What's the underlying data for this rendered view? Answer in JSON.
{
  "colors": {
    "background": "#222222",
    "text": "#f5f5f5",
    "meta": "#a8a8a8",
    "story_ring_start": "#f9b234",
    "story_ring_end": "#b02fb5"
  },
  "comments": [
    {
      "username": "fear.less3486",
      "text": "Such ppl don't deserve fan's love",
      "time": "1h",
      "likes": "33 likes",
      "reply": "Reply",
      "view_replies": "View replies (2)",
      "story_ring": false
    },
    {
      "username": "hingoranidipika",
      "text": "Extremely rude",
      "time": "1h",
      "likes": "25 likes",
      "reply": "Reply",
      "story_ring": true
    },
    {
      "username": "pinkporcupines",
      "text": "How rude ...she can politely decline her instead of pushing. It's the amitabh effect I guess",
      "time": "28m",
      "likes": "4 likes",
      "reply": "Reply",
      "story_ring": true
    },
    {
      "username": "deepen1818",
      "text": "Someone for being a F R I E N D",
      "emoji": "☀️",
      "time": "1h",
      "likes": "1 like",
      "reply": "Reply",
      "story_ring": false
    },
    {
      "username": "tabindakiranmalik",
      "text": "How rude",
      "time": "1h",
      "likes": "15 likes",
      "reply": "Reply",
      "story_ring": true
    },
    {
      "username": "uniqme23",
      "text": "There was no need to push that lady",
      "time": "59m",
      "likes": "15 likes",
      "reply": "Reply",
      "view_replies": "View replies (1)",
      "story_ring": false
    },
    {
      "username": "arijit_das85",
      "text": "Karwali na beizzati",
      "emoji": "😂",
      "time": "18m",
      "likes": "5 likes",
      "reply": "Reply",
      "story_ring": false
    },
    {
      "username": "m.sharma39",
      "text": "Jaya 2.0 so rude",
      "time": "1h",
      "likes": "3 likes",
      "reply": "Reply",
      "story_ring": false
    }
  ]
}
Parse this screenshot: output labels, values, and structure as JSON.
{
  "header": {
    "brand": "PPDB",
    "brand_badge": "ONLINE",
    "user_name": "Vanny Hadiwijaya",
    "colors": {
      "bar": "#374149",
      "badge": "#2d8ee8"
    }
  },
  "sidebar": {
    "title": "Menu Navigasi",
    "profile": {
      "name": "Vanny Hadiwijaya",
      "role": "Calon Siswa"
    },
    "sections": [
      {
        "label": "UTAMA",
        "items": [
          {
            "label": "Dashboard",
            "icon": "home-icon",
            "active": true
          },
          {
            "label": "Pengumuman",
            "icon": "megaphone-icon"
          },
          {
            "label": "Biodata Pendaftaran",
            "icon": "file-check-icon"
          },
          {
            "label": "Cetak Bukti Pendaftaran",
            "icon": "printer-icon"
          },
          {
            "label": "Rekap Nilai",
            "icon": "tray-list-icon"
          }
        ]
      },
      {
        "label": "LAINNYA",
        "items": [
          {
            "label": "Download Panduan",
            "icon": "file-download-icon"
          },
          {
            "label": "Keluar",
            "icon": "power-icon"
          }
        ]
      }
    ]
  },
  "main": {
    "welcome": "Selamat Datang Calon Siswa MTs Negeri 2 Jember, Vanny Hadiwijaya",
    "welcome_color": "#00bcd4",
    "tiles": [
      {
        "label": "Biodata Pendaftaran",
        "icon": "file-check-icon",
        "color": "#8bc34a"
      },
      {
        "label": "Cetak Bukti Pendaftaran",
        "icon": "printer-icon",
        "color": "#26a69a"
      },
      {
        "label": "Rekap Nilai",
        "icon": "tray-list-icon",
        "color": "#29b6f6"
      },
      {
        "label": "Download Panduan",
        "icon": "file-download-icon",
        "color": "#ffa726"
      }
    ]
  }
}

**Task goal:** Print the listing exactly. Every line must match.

**Completed task:**
What's the underlying data for this rendered view? Answer in JSON.
{
  "colors": {
    "background": "#222222",
    "text": "#f5f5f5",
    "meta": "#a8a8a8",
    "story_ring_start": "#f9b234",
    "story_ring_end": "#b02fb5"
  },
  "comments": [
    {
      "username": "fear.less3486",
      "text": "Such ppl don't deserve fan's love",
      "time": "1h",
      "likes": "33 likes",
      "reply": "Reply",
      "view_replies": "View replies (2)",
      "story_ring": false
    },
    {
      "username": "hingoranidipika",
      "text": "Extremely rude",
      "time": "1h",
      "likes": "25 likes",
      "reply": "Reply",
      "story_ring": true
    },
    {
      "username": "pinkporcupines",
      "text": "How rude ...she can politely decline her instead of pushing. It's the amitabh effect I guess",
      "time": "28m",
      "likes": "4 likes",
      "reply": "Reply",
      "story_ring": true
    },
    {
      "username": "deepen1818",
      "text": "Someone for being a F R I E N D",
      "emoji": "☀️",
      "time": "1h",
      "likes": "1 like",
      "reply": "Reply",
      "story_ring": false
    },
    {
      "username": "tabindakiranmalik",
      "text": "How rude",
      "time": "1h",
      "likes": "15 likes",
      "reply": "Reply",
      "story_ring": true
    },
    {
      "username": "uniqme23",
      "text": "There was no need to push that lady",
      "time": "59m",
      "likes": "15 likes",
      "reply": "Reply",
      "view_replies": "View replies (1)",
      "story_ring": false
    },
    {
      "username": "arijit_das85",
      "text": "Karwali na beizzati",
      "emoji": "😂",
      "time": "18m",
      "likes": "5 likes",
      "reply": "Reply",
      "story_ring": false
    },
    {
      "username": "m.sharma39",
      "text": "Jaya 2.0 so rude",
      "time": "1h",
      "likes": "3 likes",
      "reply": "Reply",
      "story_ring": false
    }
  ]
}
Parse this screenshot: output labels, values, and structure as JSON.
{
  "header": {
    "brand": "PPDB",
    "brand_badge": "ONLINE",
    "user_name": "Vanny Hadiwijaya",
    "colors": {
      "bar": "#374149",
      "badge": "#2d8ee8"
    }
  },
  "sidebar": {
    "title": "Menu Navigasi",
    "profile": {
      "name": "Vanny Hadiwijaya",
      "role": "Calon Siswa"
    },
    "sections": [
      {
        "label": "UTAMA",
        "items": [
          {
            "label": "Dashboard",
            "icon": "home-icon",
            "active": true
          },
          {
            "label": "Pengumuman",
            "icon": "megaphone-icon"
          },
          {
            "label": "Biodata Pendaftaran",
            "icon": "file-check-icon"
          },
          {
            "label": "Cetak Bukti Pendaftaran",
            "icon": "printer-icon"
          },
          {
            "label": "Rekap Nilai",
            "icon": "tray-list-icon"
          }
        ]
      },
      {
        "label": "LAINNYA",
        "items": [
          {
            "label": "Download Panduan",
            "icon": "file-download-icon"
          },
          {
            "label": "Keluar",
            "icon": "power-icon"
          }
        ]
      }
    ]
  },
  "main": {
    "welcome": "Selamat Datang Calon Siswa MTs Negeri 2 Jember, Vanny Hadiwijaya",
    "welcome_color": "#00bcd4",
    "tiles": [
      {
        "label": "Biodata Pendaftaran",
        "icon": "file-check-icon",
        "color": "#8bc34a"
      },
      {
        "label": "Cetak Bukti Pendaftaran",
        "icon": "printer-icon",
        "color": "#26a69a"
      },
      {
        "label": "Rekap Nilai",
        "icon": "tray-list-icon",
        "color": "#29b6f6"
      },
      {
        "label": "Download Panduan",
        "icon": "file-download-icon",
        "color": "#ffa726"
      }
    ]
  }
}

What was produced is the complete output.